(Website and app data records)
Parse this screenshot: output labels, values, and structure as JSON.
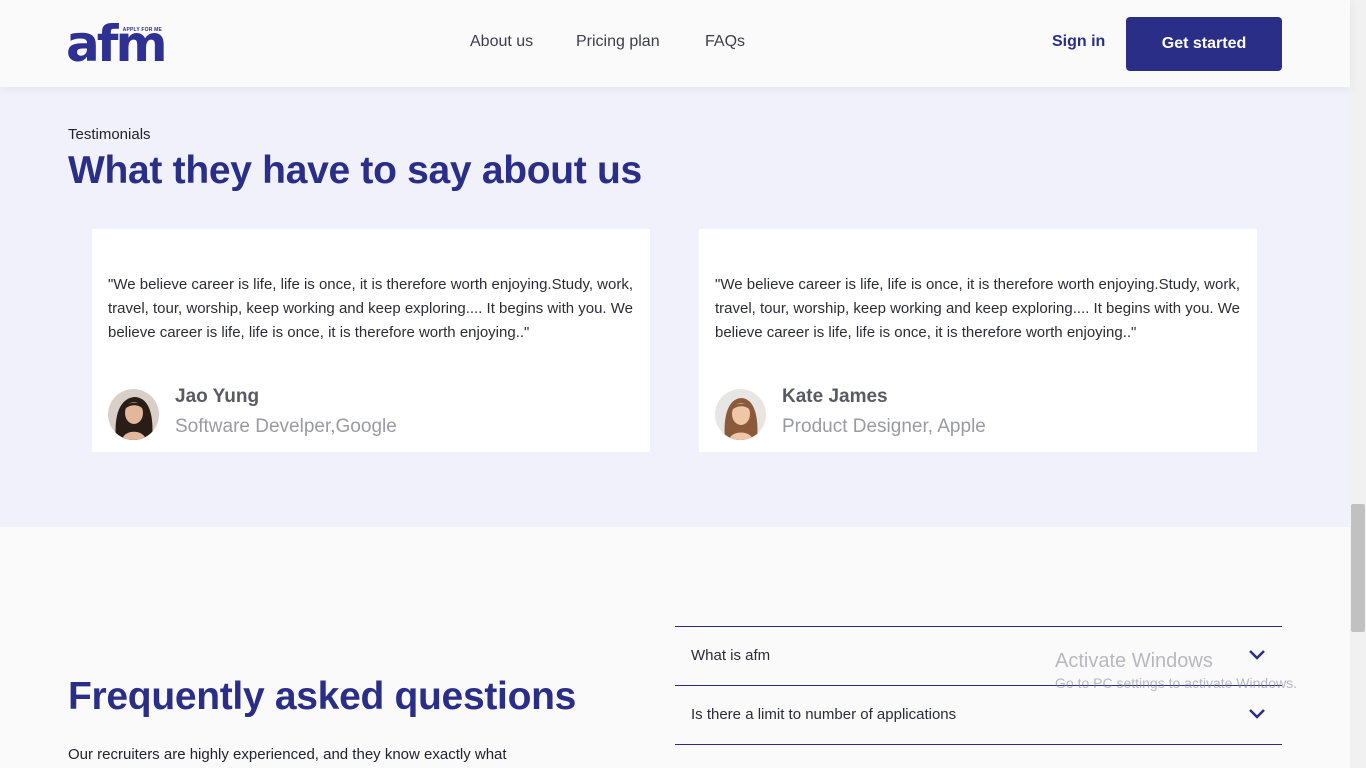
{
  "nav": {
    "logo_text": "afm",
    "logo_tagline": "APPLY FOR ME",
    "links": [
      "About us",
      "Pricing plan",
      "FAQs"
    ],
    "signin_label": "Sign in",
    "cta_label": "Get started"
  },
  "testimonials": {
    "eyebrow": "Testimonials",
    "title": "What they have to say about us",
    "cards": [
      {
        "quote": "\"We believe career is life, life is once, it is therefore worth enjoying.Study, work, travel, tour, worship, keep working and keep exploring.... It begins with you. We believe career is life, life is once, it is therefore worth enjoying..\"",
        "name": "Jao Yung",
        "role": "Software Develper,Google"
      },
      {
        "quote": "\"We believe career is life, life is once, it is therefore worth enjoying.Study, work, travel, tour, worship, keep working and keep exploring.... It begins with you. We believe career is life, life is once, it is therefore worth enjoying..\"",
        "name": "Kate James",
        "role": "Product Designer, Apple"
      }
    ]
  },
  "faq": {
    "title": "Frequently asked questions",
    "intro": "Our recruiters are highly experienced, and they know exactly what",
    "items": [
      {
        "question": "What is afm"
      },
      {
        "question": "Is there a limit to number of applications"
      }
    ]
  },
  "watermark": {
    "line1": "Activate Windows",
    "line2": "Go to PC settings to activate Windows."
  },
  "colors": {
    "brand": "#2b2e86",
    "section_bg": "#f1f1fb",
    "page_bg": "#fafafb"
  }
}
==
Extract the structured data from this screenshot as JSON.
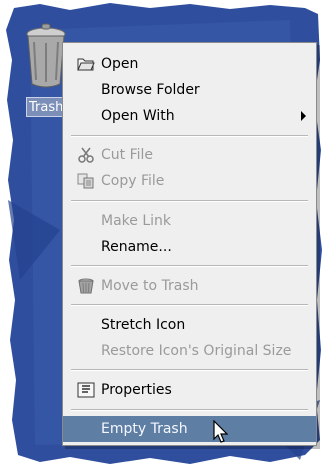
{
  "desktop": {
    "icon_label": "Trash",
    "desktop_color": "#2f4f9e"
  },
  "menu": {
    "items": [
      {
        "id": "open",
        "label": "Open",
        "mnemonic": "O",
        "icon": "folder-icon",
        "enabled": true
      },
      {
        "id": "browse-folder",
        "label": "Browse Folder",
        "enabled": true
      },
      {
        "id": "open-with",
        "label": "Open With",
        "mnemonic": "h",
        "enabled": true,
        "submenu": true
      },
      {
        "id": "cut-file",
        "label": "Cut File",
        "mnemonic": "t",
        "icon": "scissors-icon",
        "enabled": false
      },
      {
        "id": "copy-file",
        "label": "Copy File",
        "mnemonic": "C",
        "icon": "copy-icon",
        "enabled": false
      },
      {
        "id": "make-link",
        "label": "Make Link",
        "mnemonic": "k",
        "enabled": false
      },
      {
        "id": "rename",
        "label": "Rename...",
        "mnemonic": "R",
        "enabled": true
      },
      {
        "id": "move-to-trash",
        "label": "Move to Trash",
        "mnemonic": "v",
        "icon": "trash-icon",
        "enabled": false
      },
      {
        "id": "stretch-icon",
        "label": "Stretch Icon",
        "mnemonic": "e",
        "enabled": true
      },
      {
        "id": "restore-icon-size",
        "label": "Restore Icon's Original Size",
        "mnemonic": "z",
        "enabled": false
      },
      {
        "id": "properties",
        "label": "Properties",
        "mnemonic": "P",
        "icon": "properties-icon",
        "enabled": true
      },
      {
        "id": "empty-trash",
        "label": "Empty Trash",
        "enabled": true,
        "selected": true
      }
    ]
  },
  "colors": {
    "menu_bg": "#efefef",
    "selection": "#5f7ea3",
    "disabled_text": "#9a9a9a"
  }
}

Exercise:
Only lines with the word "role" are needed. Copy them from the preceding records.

Output of the task:
        "role": "Software Develper,Google"
        "role": "Product Designer, Apple"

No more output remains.